ESCANABA - Although customers won't receive letters or magazines on Saturdays after August, cuts to the U.S. Postal Service aren't expected to impact local customers otherwise, a regional mail employee said.
The U.S. Postal Service's cost-saving measure to no longer deliver letters on Saturdays is slated to begin later this summer, according to the media representative for Upper Peninsula post offices.
"It will begin the week of Aug. 5. We're required to give a six-month advance notice," explained Sabrina Todd, media relations coordinator in Grand Rapids.
The decision to no longer deliver letters and magazines on Saturdays is expected to save the financially-struggling postal service $2 billion a year nationwide once the change is in place, Todd said in a telephone interview with the Daily Press on Wednesday.
"Our financial situation is very critical," she said, adding the postal service has been experiencing a decrease in the volume of first class mail since 2006.
"Our package business is growing so we are going to maintain delivery of packages on Saturdays," she said.
Nationwide, the agency's package delivery has increased by 14 percent since 2010, while the delivery of letters and other mail has declined due to increased use of Internet services such as email.
Though decreased letter volume is partially to blame for the postal service's financial woes, rising mandatory costs for future retiree health benefits affects the agency's pocketbook the most, said officials who announced the delivery change on Wednesday.
Once the Monday-through-Friday mail delivery is in place, post offices which currently have window services available to the public on Saturdays will continue to be open to receive outgoing mail and sell stamps and retail products as usual on Saturdays, Todd said.
Mail delivery to post office boxes will also continue as usual on Saturdays, she said.
Besides not receiving letters and magazines on Saturdays, the change is not expected to impact local customers otherwise, Todd said.

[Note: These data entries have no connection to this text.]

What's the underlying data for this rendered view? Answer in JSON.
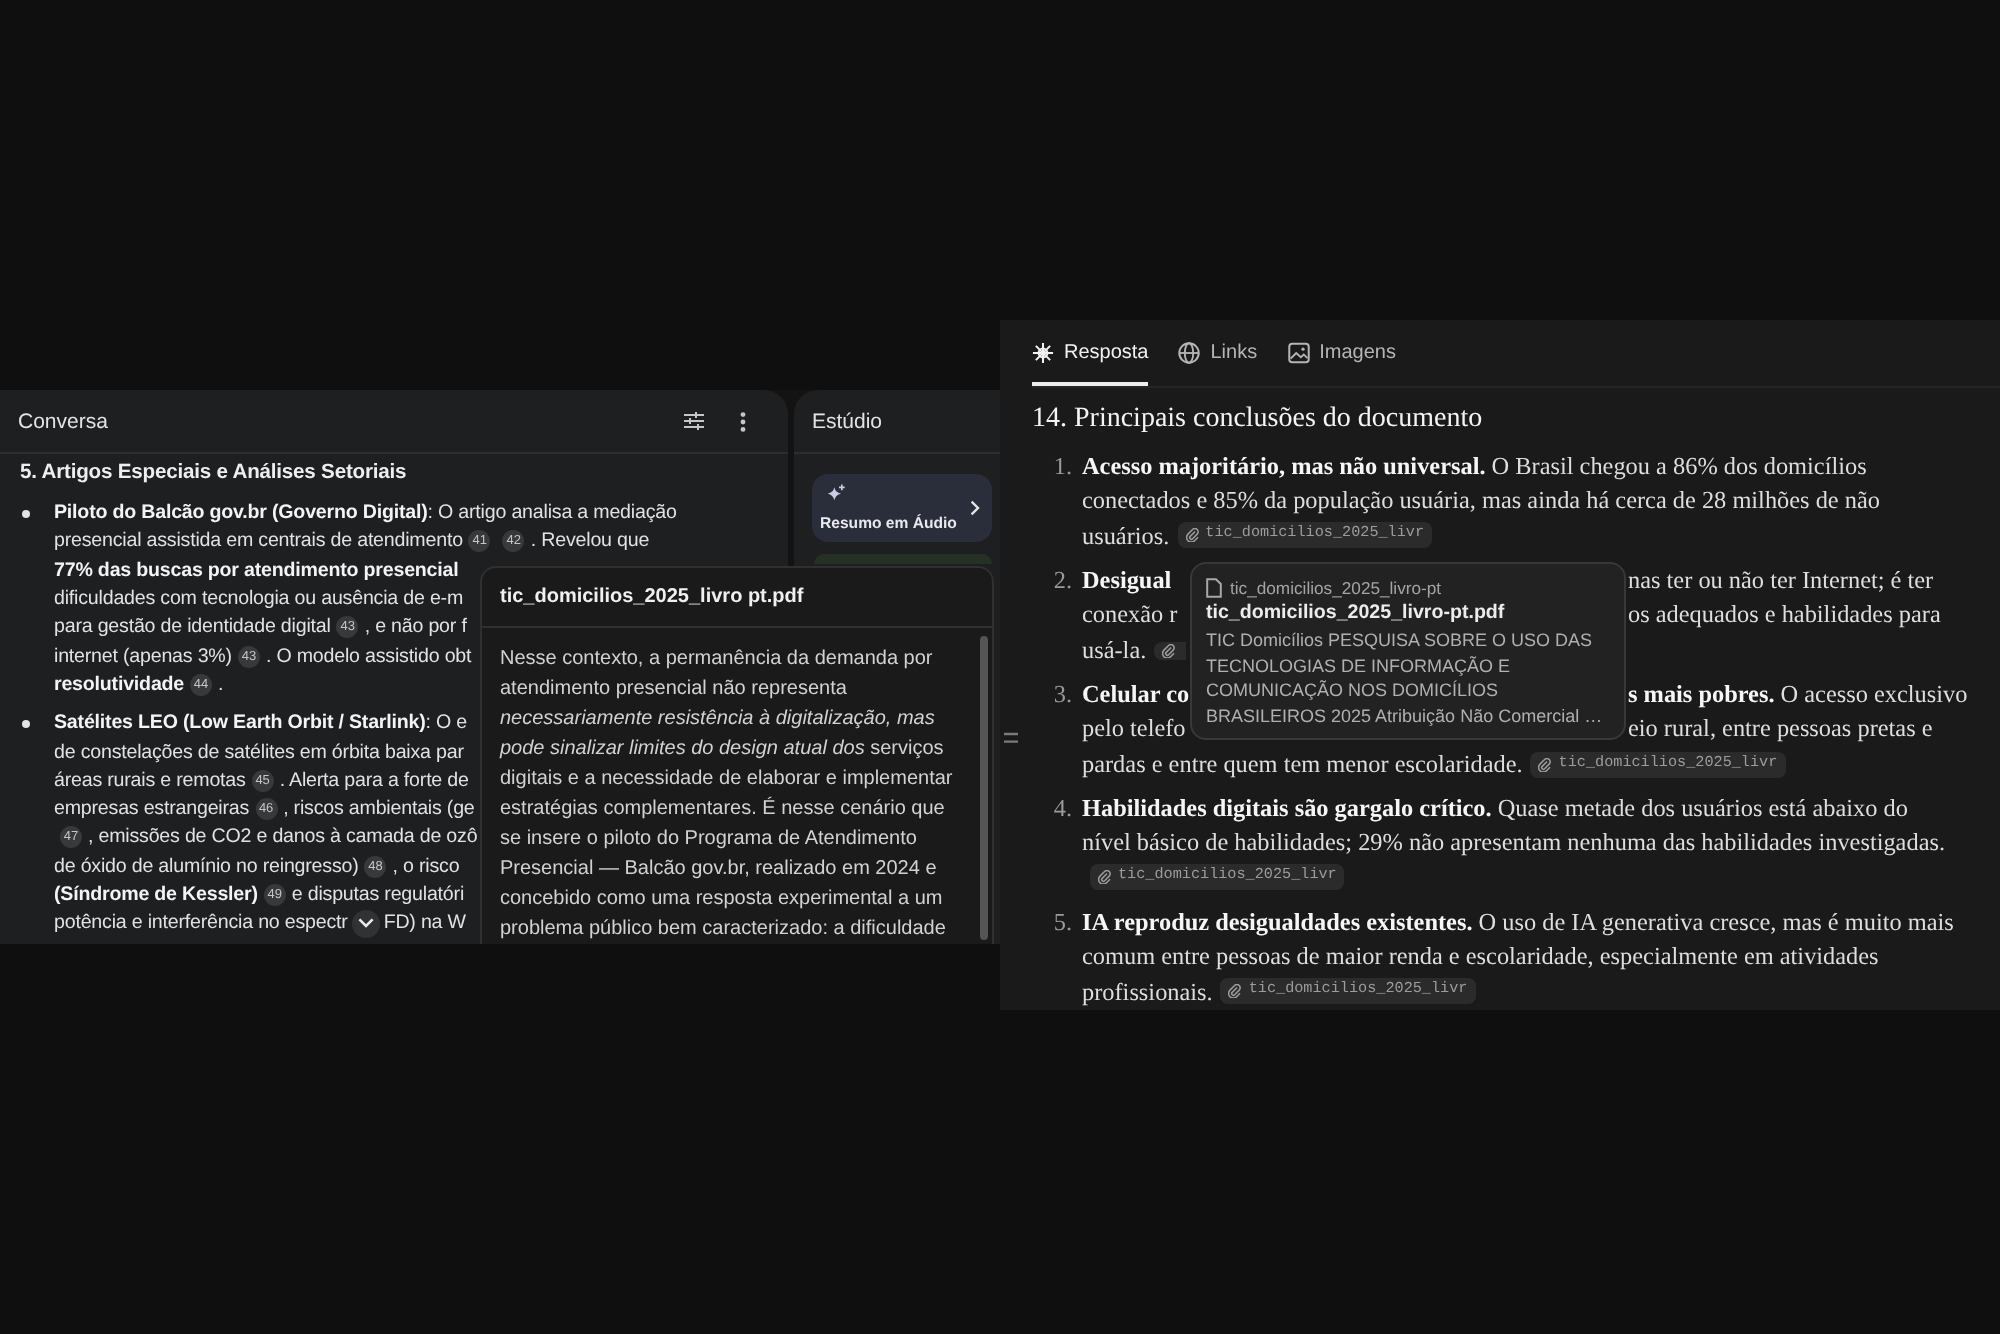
{
  "conversation": {
    "title": "Conversa",
    "heading": "5. Artigos Especiais e Análises Setoriais",
    "bullets": [
      {
        "lines": [
          [
            {
              "kind": "text",
              "text": "**Piloto do Balcão gov.br (Governo Digital)**: O artigo analisa a mediação"
            }
          ],
          [
            {
              "kind": "text",
              "text": "presencial assistida em centrais de atendimento"
            },
            {
              "kind": "cite",
              "text": "41"
            },
            {
              "kind": "cite",
              "text": "42"
            },
            {
              "kind": "text",
              "text": ". Revelou que"
            }
          ],
          [
            {
              "kind": "strong",
              "text": "77% das buscas por atendimento presencial"
            }
          ],
          [
            {
              "kind": "text",
              "text": "dificuldades com tecnologia ou ausência de e-m"
            }
          ],
          [
            {
              "kind": "text",
              "text": "para gestão de identidade digital"
            },
            {
              "kind": "cite",
              "text": "43"
            },
            {
              "kind": "text",
              "text": ", e não por f"
            }
          ],
          [
            {
              "kind": "text",
              "text": "internet (apenas 3%)"
            },
            {
              "kind": "cite",
              "text": "43"
            },
            {
              "kind": "text",
              "text": ". O modelo assistido obt"
            }
          ],
          [
            {
              "kind": "strong",
              "text": "resolutividade"
            },
            {
              "kind": "cite",
              "text": "44"
            },
            {
              "kind": "text",
              "text": "."
            }
          ]
        ]
      },
      {
        "lines": [
          [
            {
              "kind": "text",
              "text": "**Satélites LEO (Low Earth Orbit / Starlink)**: O e"
            }
          ],
          [
            {
              "kind": "text",
              "text": "de constelações de satélites em órbita baixa par"
            }
          ],
          [
            {
              "kind": "text",
              "text": "áreas rurais e remotas"
            },
            {
              "kind": "cite",
              "text": "45"
            },
            {
              "kind": "text",
              "text": ". Alerta para a forte de"
            }
          ],
          [
            {
              "kind": "text",
              "text": "empresas estrangeiras"
            },
            {
              "kind": "cite",
              "text": "46"
            },
            {
              "kind": "text",
              "text": ", riscos ambientais (ge"
            }
          ],
          [
            {
              "kind": "cite",
              "text": "47"
            },
            {
              "kind": "text",
              "text": ", emissões de CO2 e danos à camada de ozô"
            }
          ],
          [
            {
              "kind": "text",
              "text": "de óxido de alumínio no reingresso)"
            },
            {
              "kind": "cite",
              "text": "48"
            },
            {
              "kind": "text",
              "text": ", o risco"
            }
          ],
          [
            {
              "kind": "strong",
              "text": "(Síndrome de Kessler)"
            },
            {
              "kind": "cite",
              "text": "49"
            },
            {
              "kind": "text",
              "text": "e disputas regulatóri"
            }
          ],
          [
            {
              "kind": "text",
              "text": "potência e interferência no espectr"
            },
            {
              "kind": "scroll_button"
            },
            {
              "kind": "text",
              "text": "FD) na W"
            }
          ]
        ]
      }
    ]
  },
  "studio": {
    "title": "Estúdio",
    "cards": [
      {
        "label": "Resumo em Áudio"
      }
    ]
  },
  "source_popover": {
    "title": "tic_domicilios_2025_livro pt.pdf",
    "body": "Nesse contexto, a permanência da demanda por atendimento presencial não representa *necessariamente resistência à digitalização, mas pode sinalizar limites do design atual dos* serviços digitais e a necessidade de elaborar e implementar estratégias complementares. É nesse cenário que se insere o piloto do Programa de Atendimento Presencial — Balcão gov.br, realizado em 2024 e concebido como uma resposta experimental a um problema público bem caracterizado: a dificuldade"
  },
  "answer": {
    "tabs": [
      {
        "label": "Resposta",
        "selected": true
      },
      {
        "label": "Links",
        "selected": false
      },
      {
        "label": "Imagens",
        "selected": false
      }
    ],
    "heading": "14. Principais conclusões do documento",
    "items": [
      {
        "kind": "paragraph",
        "number": "1.",
        "text": "**Acesso majoritário, mas não universal.** O Brasil chegou a 86% dos domicílios conectados e 85% da população usuária, mas ainda há cerca de 28 milhões de não usuários.",
        "source": "tic_domicilios_2025_livr"
      },
      {
        "kind": "split",
        "number": "2.",
        "lines": [
          {
            "left": [
              {
                "kind": "strong",
                "text": "Desigual"
              }
            ],
            "right": [
              {
                "kind": "text",
                "text": "nas ter ou não ter Internet; é ter"
              }
            ]
          },
          {
            "left": [
              {
                "kind": "text",
                "text": "conexão r"
              }
            ],
            "right": [
              {
                "kind": "text",
                "text": "os adequados e habilidades para"
              }
            ]
          },
          {
            "left": [
              {
                "kind": "text",
                "text": "usá-la."
              },
              {
                "kind": "chip"
              }
            ]
          }
        ]
      },
      {
        "kind": "split",
        "number": "3.",
        "lines": [
          {
            "left": [
              {
                "kind": "strong",
                "text": "Celular co"
              }
            ],
            "right": [
              {
                "kind": "text",
                "text": "**s mais pobres.** O acesso exclusivo"
              }
            ]
          },
          {
            "left": [
              {
                "kind": "text",
                "text": "pelo telefo"
              }
            ],
            "right": [
              {
                "kind": "text",
                "text": "eio rural, entre pessoas pretas e"
              }
            ]
          },
          {
            "left": [
              {
                "kind": "text",
                "text": "pardas e entre quem tem menor escolaridade."
              },
              {
                "kind": "chip",
                "text": "tic_domicilios_2025_livr"
              }
            ]
          }
        ]
      },
      {
        "kind": "paragraph",
        "number": "4.",
        "text": "**Habilidades digitais são gargalo crítico.** Quase metade dos usuários está abaixo do nível básico de habilidades; 29% não apresentam nenhuma das habilidades investigadas.",
        "source": "tic_domicilios_2025_livr"
      },
      {
        "kind": "paragraph",
        "number": "5.",
        "text": "**IA reproduz desigualdades existentes.** O uso de IA generativa cresce, mas é muito mais comum entre pessoas de maior renda e escolaridade, especialmente em atividades profissionais.",
        "source": "tic_domicilios_2025_livr"
      }
    ],
    "hover_card": {
      "source": "tic_domicilios_2025_livro-pt",
      "title": "tic_domicilios_2025_livro-pt.pdf",
      "description": "TIC Domicílios PESQUISA SOBRE O USO DAS TECNOLOGIAS DE INFORMAÇÃO E COMUNICAÇÃO NOS DOMICÍLIOS BRASILEIROS 2025 Atribuição Não Comercial …"
    }
  }
}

A survey of customers showed that 70 percent agree the cost-saving measure makes the postal service financially responsible, she noted.
No Saturday mail delivery on city and rural routes is expected to create savings on transportation expenses and employee hours. The impact on personnel is uncertain at this time, Todd said, adding officials are meeting with union representatives on the upcoming delivery change.

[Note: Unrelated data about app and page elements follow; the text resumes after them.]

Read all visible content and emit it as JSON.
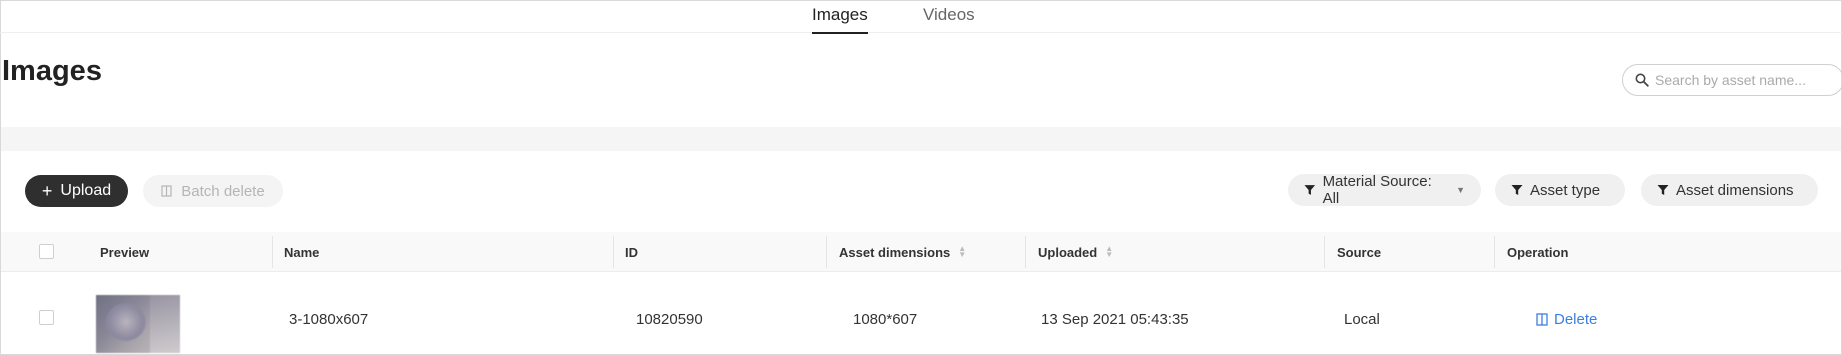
{
  "tabs": [
    {
      "label": "Images",
      "active": true
    },
    {
      "label": "Videos",
      "active": false
    }
  ],
  "page": {
    "title": "Images"
  },
  "search": {
    "placeholder": "Search by asset name...",
    "value": ""
  },
  "toolbar": {
    "upload_label": "Upload",
    "batch_delete_label": "Batch delete"
  },
  "filters": {
    "material_source": "Material Source: All",
    "asset_type": "Asset type",
    "asset_dimensions": "Asset dimensions"
  },
  "table": {
    "columns": [
      "Preview",
      "Name",
      "ID",
      "Asset dimensions",
      "Uploaded",
      "Source",
      "Operation"
    ],
    "rows": [
      {
        "name": "3-1080x607",
        "id": "10820590",
        "dimensions": "1080*607",
        "uploaded": "13 Sep 2021 05:43:35",
        "source": "Local",
        "operation": "Delete"
      }
    ]
  },
  "colors": {
    "accent": "#3d7fe0",
    "primary_button": "#2f2f2f"
  }
}
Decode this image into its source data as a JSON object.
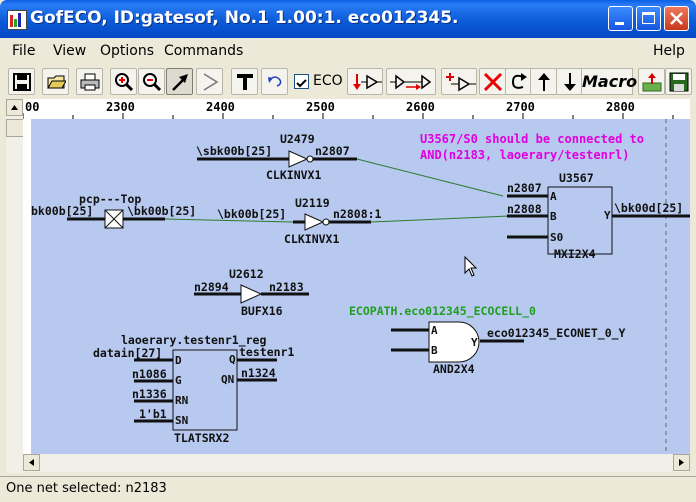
{
  "window": {
    "title": "GofECO, ID:gatesof, No.1 1.00:1. eco012345."
  },
  "menu": {
    "file": "File",
    "view": "View",
    "options": "Options",
    "commands": "Commands",
    "help": "Help"
  },
  "toolbar": {
    "eco_label": "ECO",
    "eco_checked": true,
    "macro_label": "Macro"
  },
  "ruler": {
    "ticks": [
      "00",
      "2300",
      "2400",
      "2500",
      "2600",
      "2700",
      "2800"
    ]
  },
  "schematic": {
    "comment_line1": "U3567/S0 should be connected to",
    "comment_line2": "AND(n2183, laoerary/testenrl)",
    "ecopath_label": "ECOPATH.eco012345_ECOCELL_0",
    "cells": {
      "u2479": {
        "name": "U2479",
        "type": "CLKINVX1",
        "in_net": "\\sbk00b[25]",
        "out_net": "n2807"
      },
      "u2119": {
        "name": "U2119",
        "type": "CLKINVX1",
        "in_net": "\\bk00b[25]",
        "out_net": "n2808:1"
      },
      "u3567": {
        "name": "U3567",
        "type": "MXI2X4",
        "pin_a": "A",
        "pin_b": "B",
        "pin_s0": "S0",
        "pin_y": "Y",
        "net_a": "n2807",
        "net_b": "n2808",
        "out_net": "\\bk00d[25]"
      },
      "pcp": {
        "name": "pcp---Top",
        "in_net": "bk00b[25]",
        "out_net": "\\bk00b[25]"
      },
      "u2612": {
        "name": "U2612",
        "type": "BUFX16",
        "in_net": "n2894",
        "out_net": "n2183"
      },
      "and": {
        "type": "AND2X4",
        "pin_a": "A",
        "pin_b": "B",
        "pin_y": "Y",
        "out_net": "eco012345_ECONET_0_Y"
      },
      "reg": {
        "name": "laoerary.testenr1_reg",
        "type": "TLATSRX2",
        "pin_d": "D",
        "pin_g": "G",
        "pin_rn": "RN",
        "pin_sn": "SN",
        "pin_q": "Q",
        "pin_qn": "QN",
        "net_d": "datain[27]",
        "net_g": "n1086",
        "net_rn": "n1336",
        "net_sn": "1'b1",
        "net_q": "testenr1",
        "net_qn": "n1324"
      }
    }
  },
  "status": {
    "text": "One net selected: n2183"
  },
  "colors": {
    "canvas_bg": "#b7c9ef",
    "comment": "#e000e0",
    "ecopath": "#1f9e1f",
    "wire": "#2b7a2b"
  },
  "icons": [
    "save-icon",
    "open-icon",
    "print-icon",
    "zoom-in-icon",
    "zoom-out-icon",
    "select-arrow-icon",
    "play-icon",
    "text-icon",
    "undo-icon",
    "insert-gate-icon",
    "insert-buffer-icon",
    "add-gate-icon",
    "delete-icon",
    "rotate-icon",
    "arrow-up-icon",
    "arrow-down-icon",
    "export-icon",
    "save-disk-icon"
  ]
}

In an effort to save on costs, the postal service has been restructuring its retail, delivery and mail-processing operations in recent years. Since 2006, the self-funded agency has cut costs by about $15 billion a year, reduced its career workforce by 28 percent (193,000 workers), and consolidated more than 200 mail-processing facilities.
The postal service, an independent agency, does not receive taxes for daily operations.